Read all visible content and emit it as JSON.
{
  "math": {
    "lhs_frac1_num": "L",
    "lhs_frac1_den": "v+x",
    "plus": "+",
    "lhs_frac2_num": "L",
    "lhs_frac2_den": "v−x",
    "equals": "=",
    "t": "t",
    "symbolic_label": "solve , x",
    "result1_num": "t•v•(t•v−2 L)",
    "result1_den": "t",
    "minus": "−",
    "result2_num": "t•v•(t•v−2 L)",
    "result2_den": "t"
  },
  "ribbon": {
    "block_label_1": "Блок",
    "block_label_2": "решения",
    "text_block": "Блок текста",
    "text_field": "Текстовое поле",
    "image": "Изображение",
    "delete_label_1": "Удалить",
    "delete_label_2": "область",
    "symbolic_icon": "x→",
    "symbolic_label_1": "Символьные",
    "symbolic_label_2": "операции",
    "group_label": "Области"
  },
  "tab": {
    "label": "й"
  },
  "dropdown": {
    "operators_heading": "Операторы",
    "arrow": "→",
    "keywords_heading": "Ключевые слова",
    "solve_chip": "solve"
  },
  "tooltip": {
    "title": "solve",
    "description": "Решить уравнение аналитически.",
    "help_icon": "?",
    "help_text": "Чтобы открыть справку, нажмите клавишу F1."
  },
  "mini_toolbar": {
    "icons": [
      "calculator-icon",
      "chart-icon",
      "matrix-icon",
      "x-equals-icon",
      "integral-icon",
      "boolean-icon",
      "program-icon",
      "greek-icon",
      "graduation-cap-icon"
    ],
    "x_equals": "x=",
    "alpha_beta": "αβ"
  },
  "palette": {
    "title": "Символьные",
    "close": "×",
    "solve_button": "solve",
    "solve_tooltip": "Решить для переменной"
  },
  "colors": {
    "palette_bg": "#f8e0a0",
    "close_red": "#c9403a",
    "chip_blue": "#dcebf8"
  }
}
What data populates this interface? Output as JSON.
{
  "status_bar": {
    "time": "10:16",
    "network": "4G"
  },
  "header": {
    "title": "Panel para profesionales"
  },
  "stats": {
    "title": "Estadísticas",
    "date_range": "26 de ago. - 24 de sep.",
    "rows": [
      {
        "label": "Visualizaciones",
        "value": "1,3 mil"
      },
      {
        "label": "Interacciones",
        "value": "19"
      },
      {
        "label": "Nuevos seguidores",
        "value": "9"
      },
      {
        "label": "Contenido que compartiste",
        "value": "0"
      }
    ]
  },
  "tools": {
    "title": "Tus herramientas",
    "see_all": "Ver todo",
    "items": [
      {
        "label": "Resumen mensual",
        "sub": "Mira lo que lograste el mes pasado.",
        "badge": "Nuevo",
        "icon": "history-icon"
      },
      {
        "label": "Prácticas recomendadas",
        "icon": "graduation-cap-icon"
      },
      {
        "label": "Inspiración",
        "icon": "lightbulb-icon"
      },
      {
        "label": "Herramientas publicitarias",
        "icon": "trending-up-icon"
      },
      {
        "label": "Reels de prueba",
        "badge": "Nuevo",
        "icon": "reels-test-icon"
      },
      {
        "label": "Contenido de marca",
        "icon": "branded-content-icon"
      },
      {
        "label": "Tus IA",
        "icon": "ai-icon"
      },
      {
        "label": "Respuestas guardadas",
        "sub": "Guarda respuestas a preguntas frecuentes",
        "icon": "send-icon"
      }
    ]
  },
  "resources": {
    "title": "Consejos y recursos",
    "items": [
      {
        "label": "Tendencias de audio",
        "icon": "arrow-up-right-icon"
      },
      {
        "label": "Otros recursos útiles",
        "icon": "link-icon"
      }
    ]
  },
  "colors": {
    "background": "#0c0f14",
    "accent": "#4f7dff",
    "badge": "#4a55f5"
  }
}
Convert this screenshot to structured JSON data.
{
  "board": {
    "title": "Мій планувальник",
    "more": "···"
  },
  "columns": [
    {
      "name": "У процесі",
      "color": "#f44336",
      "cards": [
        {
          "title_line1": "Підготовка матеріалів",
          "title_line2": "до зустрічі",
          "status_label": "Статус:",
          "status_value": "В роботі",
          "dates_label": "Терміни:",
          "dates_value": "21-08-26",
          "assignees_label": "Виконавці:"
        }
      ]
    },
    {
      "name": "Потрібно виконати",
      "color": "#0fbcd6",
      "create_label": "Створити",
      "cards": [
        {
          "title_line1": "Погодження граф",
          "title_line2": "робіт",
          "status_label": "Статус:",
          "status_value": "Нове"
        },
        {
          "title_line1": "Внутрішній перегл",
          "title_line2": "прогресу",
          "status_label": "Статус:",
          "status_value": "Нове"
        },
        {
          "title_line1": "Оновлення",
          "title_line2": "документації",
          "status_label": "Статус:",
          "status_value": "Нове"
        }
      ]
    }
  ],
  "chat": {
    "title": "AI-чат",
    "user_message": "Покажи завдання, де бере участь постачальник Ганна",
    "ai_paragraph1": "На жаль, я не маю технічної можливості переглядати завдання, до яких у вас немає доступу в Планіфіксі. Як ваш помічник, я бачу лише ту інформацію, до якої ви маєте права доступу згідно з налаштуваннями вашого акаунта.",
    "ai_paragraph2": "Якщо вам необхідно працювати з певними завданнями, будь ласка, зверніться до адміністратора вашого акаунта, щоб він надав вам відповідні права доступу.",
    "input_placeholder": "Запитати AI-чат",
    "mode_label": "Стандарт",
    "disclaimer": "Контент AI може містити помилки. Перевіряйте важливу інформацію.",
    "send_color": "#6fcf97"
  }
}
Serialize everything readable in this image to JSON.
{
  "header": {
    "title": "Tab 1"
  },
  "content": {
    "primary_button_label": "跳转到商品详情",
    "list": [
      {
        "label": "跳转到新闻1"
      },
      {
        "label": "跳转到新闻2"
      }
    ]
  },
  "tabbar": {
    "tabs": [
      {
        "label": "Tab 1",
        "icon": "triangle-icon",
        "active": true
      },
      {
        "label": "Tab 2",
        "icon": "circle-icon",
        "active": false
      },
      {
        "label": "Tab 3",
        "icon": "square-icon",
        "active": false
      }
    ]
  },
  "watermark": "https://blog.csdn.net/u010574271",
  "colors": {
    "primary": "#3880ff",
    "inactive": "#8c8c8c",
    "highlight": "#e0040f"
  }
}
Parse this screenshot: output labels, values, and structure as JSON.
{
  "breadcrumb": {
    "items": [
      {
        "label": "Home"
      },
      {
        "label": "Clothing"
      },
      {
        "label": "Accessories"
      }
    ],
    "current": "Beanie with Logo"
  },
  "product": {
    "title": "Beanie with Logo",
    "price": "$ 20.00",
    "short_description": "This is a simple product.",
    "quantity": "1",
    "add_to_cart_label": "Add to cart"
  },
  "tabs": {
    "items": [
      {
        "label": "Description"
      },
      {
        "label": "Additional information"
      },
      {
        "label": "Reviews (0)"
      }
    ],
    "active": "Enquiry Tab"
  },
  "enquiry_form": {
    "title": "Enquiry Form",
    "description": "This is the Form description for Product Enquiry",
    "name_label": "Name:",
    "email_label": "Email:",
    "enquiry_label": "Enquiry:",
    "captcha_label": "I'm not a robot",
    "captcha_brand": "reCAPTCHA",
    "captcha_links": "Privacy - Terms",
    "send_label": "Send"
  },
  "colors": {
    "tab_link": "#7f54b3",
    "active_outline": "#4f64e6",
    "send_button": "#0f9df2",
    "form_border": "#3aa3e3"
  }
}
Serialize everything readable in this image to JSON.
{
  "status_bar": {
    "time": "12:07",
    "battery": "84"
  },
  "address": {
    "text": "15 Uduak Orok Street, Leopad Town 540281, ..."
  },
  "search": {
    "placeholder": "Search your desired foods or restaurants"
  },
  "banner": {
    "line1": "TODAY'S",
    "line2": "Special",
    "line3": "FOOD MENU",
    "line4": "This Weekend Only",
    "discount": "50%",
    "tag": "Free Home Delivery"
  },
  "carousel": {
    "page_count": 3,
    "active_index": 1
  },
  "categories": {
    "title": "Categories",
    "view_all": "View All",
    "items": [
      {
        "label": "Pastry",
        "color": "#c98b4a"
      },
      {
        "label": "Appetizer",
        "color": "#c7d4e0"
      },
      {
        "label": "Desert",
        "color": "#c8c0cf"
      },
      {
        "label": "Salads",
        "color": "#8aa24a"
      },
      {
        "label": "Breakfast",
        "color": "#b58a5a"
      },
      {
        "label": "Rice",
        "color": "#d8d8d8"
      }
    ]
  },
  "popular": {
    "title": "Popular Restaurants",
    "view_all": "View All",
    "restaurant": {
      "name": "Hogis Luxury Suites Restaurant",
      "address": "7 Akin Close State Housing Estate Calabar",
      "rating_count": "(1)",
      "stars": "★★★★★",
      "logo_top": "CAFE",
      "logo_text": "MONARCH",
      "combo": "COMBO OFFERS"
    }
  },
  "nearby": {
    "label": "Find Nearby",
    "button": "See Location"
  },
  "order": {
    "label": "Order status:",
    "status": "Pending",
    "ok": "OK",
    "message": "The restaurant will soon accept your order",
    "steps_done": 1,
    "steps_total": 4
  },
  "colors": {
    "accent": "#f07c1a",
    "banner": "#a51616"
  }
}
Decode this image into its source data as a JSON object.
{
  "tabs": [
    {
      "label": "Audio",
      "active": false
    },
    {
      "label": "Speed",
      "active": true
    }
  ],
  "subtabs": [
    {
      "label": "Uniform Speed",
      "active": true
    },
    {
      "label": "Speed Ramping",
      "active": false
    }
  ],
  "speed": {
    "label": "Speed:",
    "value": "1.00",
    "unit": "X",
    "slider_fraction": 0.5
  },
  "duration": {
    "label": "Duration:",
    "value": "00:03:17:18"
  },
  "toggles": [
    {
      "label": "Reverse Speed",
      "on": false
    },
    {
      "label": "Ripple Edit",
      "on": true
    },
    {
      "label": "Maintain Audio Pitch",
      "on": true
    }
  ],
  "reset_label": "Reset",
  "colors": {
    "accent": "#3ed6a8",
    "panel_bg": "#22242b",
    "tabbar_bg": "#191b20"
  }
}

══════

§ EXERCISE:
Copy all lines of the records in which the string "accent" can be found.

§ SOLUTION TO THE PROBLEM:
    "accent": "#4f7dff",
    "accent": "#f07c1a",
    "accent": "#3ed6a8",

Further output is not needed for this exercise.